Available records: Begin

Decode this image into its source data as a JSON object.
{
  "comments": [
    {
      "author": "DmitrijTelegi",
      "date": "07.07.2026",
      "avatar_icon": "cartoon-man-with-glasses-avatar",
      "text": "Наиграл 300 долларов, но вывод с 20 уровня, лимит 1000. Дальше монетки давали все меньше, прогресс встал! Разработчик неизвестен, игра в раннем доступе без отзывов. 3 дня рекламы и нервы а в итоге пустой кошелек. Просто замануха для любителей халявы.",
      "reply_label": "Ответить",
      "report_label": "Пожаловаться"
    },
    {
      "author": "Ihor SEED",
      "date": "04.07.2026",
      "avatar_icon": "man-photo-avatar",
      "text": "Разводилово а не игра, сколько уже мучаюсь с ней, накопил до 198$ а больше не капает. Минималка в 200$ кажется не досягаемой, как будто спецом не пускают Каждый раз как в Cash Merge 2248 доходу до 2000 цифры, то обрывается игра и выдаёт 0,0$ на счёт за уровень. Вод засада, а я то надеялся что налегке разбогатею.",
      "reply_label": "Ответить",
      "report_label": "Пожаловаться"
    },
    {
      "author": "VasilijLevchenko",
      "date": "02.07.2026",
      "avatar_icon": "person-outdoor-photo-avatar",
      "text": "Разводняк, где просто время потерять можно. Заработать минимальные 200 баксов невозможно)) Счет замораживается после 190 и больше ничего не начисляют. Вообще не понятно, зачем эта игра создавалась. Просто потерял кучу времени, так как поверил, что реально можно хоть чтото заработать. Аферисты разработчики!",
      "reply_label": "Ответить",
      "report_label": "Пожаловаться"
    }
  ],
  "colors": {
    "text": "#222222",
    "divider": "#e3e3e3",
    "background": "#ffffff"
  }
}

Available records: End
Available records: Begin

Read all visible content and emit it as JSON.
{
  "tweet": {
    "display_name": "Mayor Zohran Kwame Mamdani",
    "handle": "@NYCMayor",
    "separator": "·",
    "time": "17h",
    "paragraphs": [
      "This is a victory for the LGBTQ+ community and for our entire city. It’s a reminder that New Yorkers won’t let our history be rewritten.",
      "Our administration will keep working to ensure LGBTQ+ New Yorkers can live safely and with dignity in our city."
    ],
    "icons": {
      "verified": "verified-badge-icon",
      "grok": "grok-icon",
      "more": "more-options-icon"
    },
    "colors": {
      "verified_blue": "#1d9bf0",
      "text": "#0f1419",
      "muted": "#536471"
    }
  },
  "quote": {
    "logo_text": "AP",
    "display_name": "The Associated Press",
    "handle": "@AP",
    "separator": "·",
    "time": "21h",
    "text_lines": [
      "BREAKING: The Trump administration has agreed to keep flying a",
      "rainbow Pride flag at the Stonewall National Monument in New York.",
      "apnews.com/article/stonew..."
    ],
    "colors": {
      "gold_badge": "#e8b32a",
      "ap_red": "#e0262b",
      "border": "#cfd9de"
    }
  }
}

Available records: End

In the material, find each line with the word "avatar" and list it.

» **Answer space**
      "avatar_icon": "cartoon-man-with-glasses-avatar",
      "avatar_icon": "man-photo-avatar",
      "avatar_icon": "person-outdoor-photo-avatar",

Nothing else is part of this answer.